Now a new report by ResPublica has compiled a list of ways that city councils around the UK can help. The report argues that: “The onus is on cities to create plans that can meet the health and economic challenge within a short time-frame, and identify what they need from national government to do so.”

This is a diplomatic way of saying that current government action on the subject does not go far enough – and that cities must help prod them into gear. That includes poking holes in the government’s proposed plans for new “Clean Air Zones”.

Here are just five of the ways the report suggests letting the light in and the pollution out:

1. Clean up the draft Clean Air Zones framework

Last October, the government set out its draft plans for new Clean Air Zones in the UK’s five most polluted cities, Birmingham, Derby, Leeds, Nottingham and Southampton (excluding London - where other plans are afoot). These zones will charge “polluting” vehicles to enter and can be implemented with varying levels of intensity, with three options that include cars and one that does not.

But the report argues that there is still too much potential for polluters to play dirty with the rules. Car-charging zones must be mandatory for all cities that breach the current EU standards, the report argues (not just the suggested five). Otherwise national operators who own fleets of vehicles could simply relocate outdated buses or taxis to places where they don’t have to pay.  

Different vehicles should fall under the same rules, the report added. Otherwise, taking your car rather than the bus could suddenly seem like the cost-saving option.

2. Vouchers to vouch-safe the project’s success

The government is exploring a scrappage scheme for diesel cars, to help get the worst and oldest polluting vehicles off the road. But as the report points out, blanket scrappage could simply put a whole load of new fossil-fuel cars on the road.

Instead, ResPublica suggests using the revenue from the Clean Air Zone charges, plus hiked vehicle registration fees, to create “Pollution Reduction Vouchers”.

Low-income households with older cars, that would be liable to charging, could then use the vouchers to help secure alternative transport, buy a new and compliant car, or retrofit their existing vehicle with new technology.

3. Extend Vehicle Excise Duty

Vehicle Excise Duty is currently only tiered by how much CO2 pollution a car creates for the first year. After that it becomes a flat rate for all cars under £40,000. The report suggests changing this so that the most polluting vehicles for CO2, NOx and PM2.5 continue to pay higher rates throughout their life span.
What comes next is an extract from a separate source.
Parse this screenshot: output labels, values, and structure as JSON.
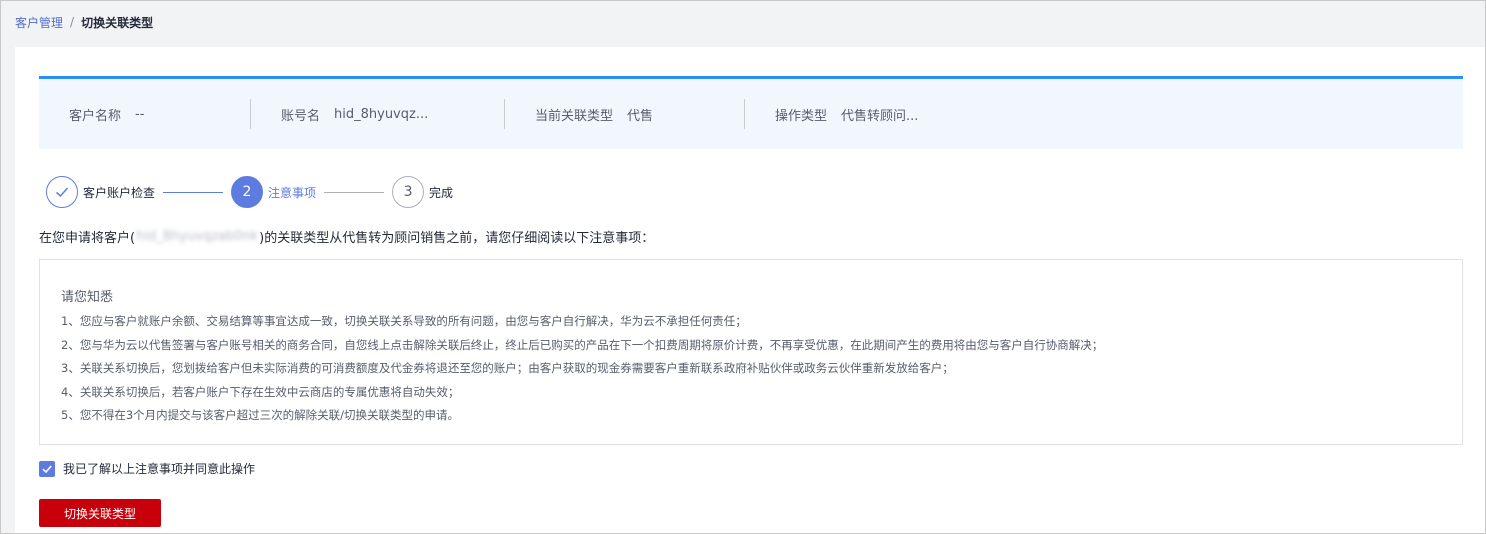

For ClientEarth CEO James Thornton, changes to vehicle excise duty are key to moving people onto cleaner modes of transport: “We need a network of clean air zones to keep the most polluting diesel vehicles from the most polluted parts of our towns and cities and incentives such as a targeted scrappage scheme and changes to vehicle excise duty to move people onto cleaner modes of transport.”

4. Repurposed car parks

You would think city bosses would want less cars in the centre of town. But while less cars is good news for oxygen-breathers, it is bad news for city budgets reliant on parking charges. But using car parks to tap into new revenue from property development and joint ventures could help cities reverse this thinking.

5. Prioritise public awareness

Charge zones can be understandably unpopular. In 2008, a referendum in Manchester defeated the idea of congestion charging. So a big effort is needed to raise public awareness of the health crisis our roads have caused. Metro mayors should outline pollution plans in their manifestos, the report suggests. And cities can take advantage of their existing assets. For example in London there are plans to use electronics in the Underground to update travellers on the air pollution levels.

***

Change is already in the air. Southampton has used money from the Local Sustainable Travel Fund to run a successful messaging campaign. And in 2011 Nottingham City Council became the first city to implement a Workplace Parking levy – a scheme which has raised £35.3m to help extend its tram system, upgrade the station and purchase electric buses.

But many more “air necessities” are needed before we can forget about pollution’s worry and its strife.  

 

India Bourke is an environment writer and editorial assistant at the New Statesman.